towards the exit.

Ewen McCaig (editor), The Poems of Norman MacCaig (Polygon 2009).

That's much better:  a municipal bus ride (in lieu of "extinction's alp") sounds very pleasant indeed.  A. E. Housman's lines fit right in:  "Crossing alone the nighted ferry/With the one coin for fee."

                                              Mary Dawson Elwell
           "Bedroom, Bar House, Beverley, East Riding of Yorkshire" (1935)


SRPlant said...

“Double Journey” is a nice, modest piece; it's like the framework for a Larkin poem before Larkin has been applied.

I enjoyed your recent Charlotte Mew poems, she's an interesting discovery for me.

Stephen Pentz said...

SRPlant: that's an excellent way of describing "Double Journey." It is especially true of the final stanza, isn't it? "The place I know I'm going to/approaches. I move along again,/towards the exit" sounds exactly like late Larkin, now that you point it out.

I'm pleased that you like the poems by Mew -- she is worth looking into, I think.

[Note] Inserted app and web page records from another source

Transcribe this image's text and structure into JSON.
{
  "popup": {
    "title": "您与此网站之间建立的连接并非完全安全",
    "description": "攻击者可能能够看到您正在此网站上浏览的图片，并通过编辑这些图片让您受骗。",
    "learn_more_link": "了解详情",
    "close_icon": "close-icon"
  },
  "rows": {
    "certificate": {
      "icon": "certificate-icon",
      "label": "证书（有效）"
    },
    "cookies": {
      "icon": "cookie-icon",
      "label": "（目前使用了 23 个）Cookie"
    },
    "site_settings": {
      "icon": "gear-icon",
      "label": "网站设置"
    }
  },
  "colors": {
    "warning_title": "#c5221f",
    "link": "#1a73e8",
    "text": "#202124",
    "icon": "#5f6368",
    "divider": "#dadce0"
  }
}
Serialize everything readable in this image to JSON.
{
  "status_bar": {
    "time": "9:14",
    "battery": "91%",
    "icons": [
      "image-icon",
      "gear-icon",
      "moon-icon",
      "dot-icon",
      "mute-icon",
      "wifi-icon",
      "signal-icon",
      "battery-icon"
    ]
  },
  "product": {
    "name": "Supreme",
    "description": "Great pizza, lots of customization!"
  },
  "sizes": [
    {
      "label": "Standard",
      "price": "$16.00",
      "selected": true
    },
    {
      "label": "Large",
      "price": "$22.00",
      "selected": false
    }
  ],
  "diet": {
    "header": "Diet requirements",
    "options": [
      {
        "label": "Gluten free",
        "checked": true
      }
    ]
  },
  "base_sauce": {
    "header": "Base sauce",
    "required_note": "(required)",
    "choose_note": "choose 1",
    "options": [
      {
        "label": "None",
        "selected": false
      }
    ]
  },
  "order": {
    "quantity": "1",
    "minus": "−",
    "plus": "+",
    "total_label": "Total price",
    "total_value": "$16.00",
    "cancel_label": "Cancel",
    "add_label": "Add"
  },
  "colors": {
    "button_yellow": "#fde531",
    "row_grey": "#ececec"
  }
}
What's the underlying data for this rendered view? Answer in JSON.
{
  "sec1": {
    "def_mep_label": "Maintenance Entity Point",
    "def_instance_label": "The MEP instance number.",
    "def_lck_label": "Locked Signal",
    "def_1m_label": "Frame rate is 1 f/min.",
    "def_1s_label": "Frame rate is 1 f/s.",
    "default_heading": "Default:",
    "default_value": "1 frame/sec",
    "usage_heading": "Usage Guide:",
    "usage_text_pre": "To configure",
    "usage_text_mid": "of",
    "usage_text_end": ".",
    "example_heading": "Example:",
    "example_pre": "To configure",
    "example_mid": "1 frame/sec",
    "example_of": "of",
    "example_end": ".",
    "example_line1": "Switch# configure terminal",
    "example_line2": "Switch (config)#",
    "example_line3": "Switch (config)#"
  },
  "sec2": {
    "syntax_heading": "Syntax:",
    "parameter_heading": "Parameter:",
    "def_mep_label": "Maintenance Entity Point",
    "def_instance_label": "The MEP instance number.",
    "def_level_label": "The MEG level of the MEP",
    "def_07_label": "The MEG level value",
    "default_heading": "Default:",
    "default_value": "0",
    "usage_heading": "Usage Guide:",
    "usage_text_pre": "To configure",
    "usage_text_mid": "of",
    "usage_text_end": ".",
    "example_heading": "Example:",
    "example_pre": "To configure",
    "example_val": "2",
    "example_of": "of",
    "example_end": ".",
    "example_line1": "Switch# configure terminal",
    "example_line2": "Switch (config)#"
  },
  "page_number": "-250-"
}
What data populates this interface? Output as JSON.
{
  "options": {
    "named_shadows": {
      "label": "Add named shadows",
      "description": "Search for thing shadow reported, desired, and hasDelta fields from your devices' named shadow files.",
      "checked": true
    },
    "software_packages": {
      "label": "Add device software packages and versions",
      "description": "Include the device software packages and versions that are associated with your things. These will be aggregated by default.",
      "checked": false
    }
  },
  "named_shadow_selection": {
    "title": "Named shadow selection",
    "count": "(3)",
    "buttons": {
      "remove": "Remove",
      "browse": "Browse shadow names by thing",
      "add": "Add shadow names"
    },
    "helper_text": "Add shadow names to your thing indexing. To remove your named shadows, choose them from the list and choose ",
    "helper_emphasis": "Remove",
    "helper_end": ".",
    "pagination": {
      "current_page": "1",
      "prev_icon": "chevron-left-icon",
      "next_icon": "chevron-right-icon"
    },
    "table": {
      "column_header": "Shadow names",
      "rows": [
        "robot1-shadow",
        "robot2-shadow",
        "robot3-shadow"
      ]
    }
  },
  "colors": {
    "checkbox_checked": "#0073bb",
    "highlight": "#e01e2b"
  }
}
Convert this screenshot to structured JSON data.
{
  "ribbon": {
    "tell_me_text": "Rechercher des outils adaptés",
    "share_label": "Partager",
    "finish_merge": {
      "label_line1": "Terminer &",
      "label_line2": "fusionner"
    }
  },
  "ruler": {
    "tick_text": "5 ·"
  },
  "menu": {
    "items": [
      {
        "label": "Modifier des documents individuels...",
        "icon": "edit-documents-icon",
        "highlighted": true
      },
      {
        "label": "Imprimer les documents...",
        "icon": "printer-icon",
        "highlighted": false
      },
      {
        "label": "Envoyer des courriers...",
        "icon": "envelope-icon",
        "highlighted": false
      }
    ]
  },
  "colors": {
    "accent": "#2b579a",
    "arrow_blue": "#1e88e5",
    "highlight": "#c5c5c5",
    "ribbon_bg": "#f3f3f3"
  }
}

As always, thank you very much for stopping by, and for your thoughts.

Shelley said...

"For them is rising ground"--that's just magnificent, both in profundity and expression.

The art from the thirties (the period of my writing) is so rich. It's as if it's almost imbued with a pre-knowledge of what's coming.

But that's impossible.

Stephen Pentz said...

Shelley: thank you for visiting again, and for your thoughts. Yes, phrases such as that are what help to make Larkin wonderful (in my opinion) -- that mixture of bleak truth and beautiful language is hard to beat, I think.

I'm glad that you like the paintings. I agree that we shouldn't read too much into them retrospectively. As far as I can tell, Mary Dawson Elwell simply liked to paint interiors, and did a fine job of it.

Thanks again.

Anonymous said...

This brings to mind the urchin street sweeper, Jo, in Dicken's novel, Bleak House, who is always "moving on". And we who have read the novel know that he is ultimately moving on towards his own death.


Stephen Pentz said...

Tim: thank you very much for visiting, and for the nice connection with Bleak House. I am ashamed to say that it has been decades since I have read it -- time for a return!

Thank you again.